- _Data listing_:

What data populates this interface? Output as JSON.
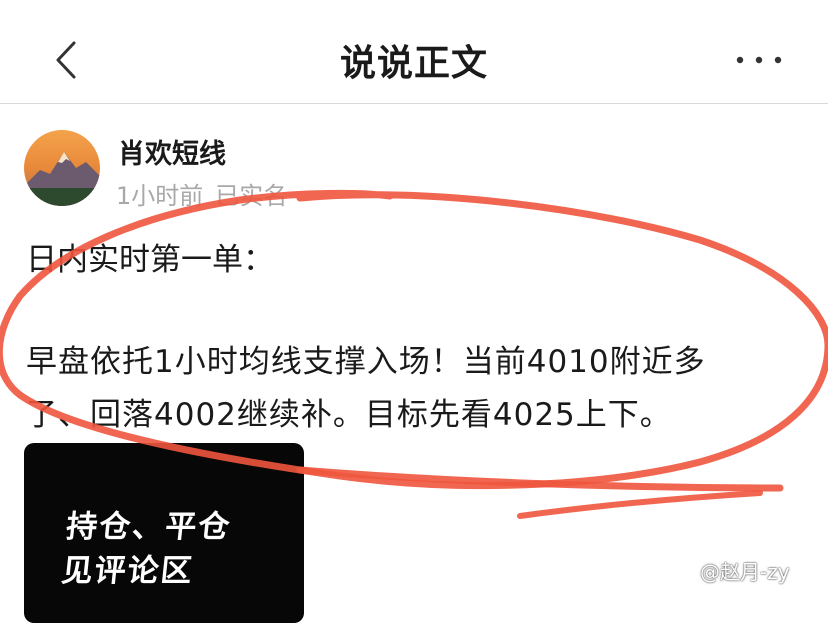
{
  "nav": {
    "title": "说说正文",
    "back_icon": "chevron-left-icon",
    "more_icon": "more-dots-icon"
  },
  "author": {
    "name": "肖欢短线",
    "time": "1小时前",
    "verification": "已实名"
  },
  "post": {
    "line1": "日内实时第一单：",
    "line2": "早盘依托1小时均线支撑入场！当前4010附近多",
    "line3": "了、回落4002继续补。目标先看4025上下。"
  },
  "media": {
    "line1": "持仓、平仓",
    "line2": "见评论区"
  },
  "watermark": "@赵月-zy",
  "colors": {
    "annotation": "#f0553d",
    "meta_text": "#a8a8a8",
    "divider": "#d9d9d9"
  }
}
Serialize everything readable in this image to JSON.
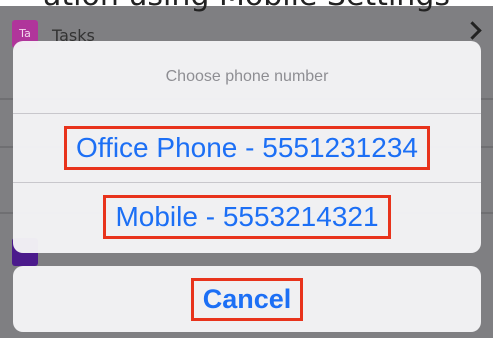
{
  "page_caption_fragment": "ation using Mobile Settings",
  "background_list": {
    "first_row": {
      "avatar_text": "Ta",
      "label": "Tasks"
    }
  },
  "action_sheet": {
    "title": "Choose phone number",
    "options": [
      {
        "label": "Office Phone - 5551231234"
      },
      {
        "label": "Mobile - 5553214321"
      }
    ],
    "cancel_label": "Cancel"
  },
  "colors": {
    "action_blue": "#1c6ff5",
    "highlight_red": "#e8331c",
    "title_gray": "#8e8e93",
    "avatar_magenta": "#b0359b",
    "avatar_purple": "#4b1a8c"
  }
}
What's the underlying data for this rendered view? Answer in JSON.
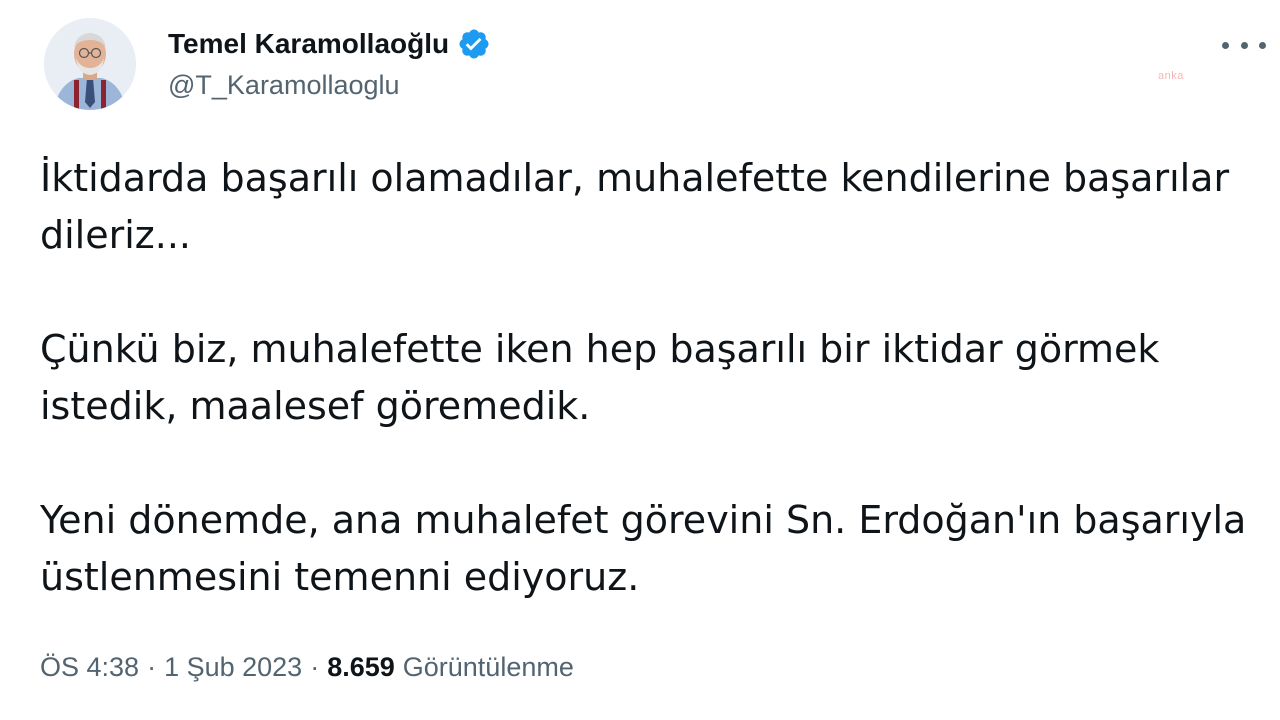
{
  "author": {
    "display_name": "Temel Karamollaoğlu",
    "handle": "@T_Karamollaoglu",
    "verified": true,
    "verified_color": "#1d9bf0"
  },
  "watermark": "anka",
  "tweet": {
    "paragraphs": [
      "İktidarda başarılı olamadılar, muhalefette kendilerine başarılar dileriz...",
      "Çünkü biz, muhalefette iken hep başarılı bir iktidar görmek istedik, maalesef göremedik.",
      "Yeni dönemde, ana muhalefet görevini Sn. Erdoğan'ın başarıyla üstlenmesini temenni ediyoruz."
    ]
  },
  "meta": {
    "time": "ÖS 4:38",
    "separator": "·",
    "date": "1 Şub 2023",
    "views_count": "8.659",
    "views_label": "Görüntülenme"
  },
  "icons": {
    "more": "more-options-icon",
    "verified": "verified-badge-icon"
  }
}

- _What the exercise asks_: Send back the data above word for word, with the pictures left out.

- _Worked solution_:
What data populates this interface? Output as JSON.
{
  "nav": {
    "title": "说说正文",
    "back_icon": "chevron-left-icon",
    "more_icon": "more-dots-icon"
  },
  "author": {
    "name": "肖欢短线",
    "time": "1小时前",
    "verification": "已实名"
  },
  "post": {
    "line1": "日内实时第一单：",
    "line2": "早盘依托1小时均线支撑入场！当前4010附近多",
    "line3": "了、回落4002继续补。目标先看4025上下。"
  },
  "media": {
    "line1": "持仓、平仓",
    "line2": "见评论区"
  },
  "watermark": "@赵月-zy",
  "colors": {
    "annotation": "#f0553d",
    "meta_text": "#a8a8a8",
    "divider": "#d9d9d9"
  }
}
Serialize everything readable in this image to JSON.
{
  "page_caption_fragment": "ation using Mobile Settings",
  "background_list": {
    "first_row": {
      "avatar_text": "Ta",
      "label": "Tasks"
    }
  },
  "action_sheet": {
    "title": "Choose phone number",
    "options": [
      {
        "label": "Office Phone - 5551231234"
      },
      {
        "label": "Mobile - 5553214321"
      }
    ],
    "cancel_label": "Cancel"
  },
  "colors": {
    "action_blue": "#1c6ff5",
    "highlight_red": "#e8331c",
    "title_gray": "#8e8e93",
    "avatar_magenta": "#b0359b",
    "avatar_purple": "#4b1a8c"
  }
}
What's the underlying data for this rendered view? Answer in JSON.
{
  "author": {
    "display_name": "Temel Karamollaoğlu",
    "handle": "@T_Karamollaoglu",
    "verified": true,
    "verified_color": "#1d9bf0"
  },
  "watermark": "anka",
  "tweet": {
    "paragraphs": [
      "İktidarda başarılı olamadılar, muhalefette kendilerine başarılar dileriz...",
      "Çünkü biz, muhalefette iken hep başarılı bir iktidar görmek istedik, maalesef göremedik.",
      "Yeni dönemde, ana muhalefet görevini Sn. Erdoğan'ın başarıyla üstlenmesini temenni ediyoruz."
    ]
  },
  "meta": {
    "time": "ÖS 4:38",
    "separator": "·",
    "date": "1 Şub 2023",
    "views_count": "8.659",
    "views_label": "Görüntülenme"
  },
  "icons": {
    "more": "more-options-icon",
    "verified": "verified-badge-icon"
  }
}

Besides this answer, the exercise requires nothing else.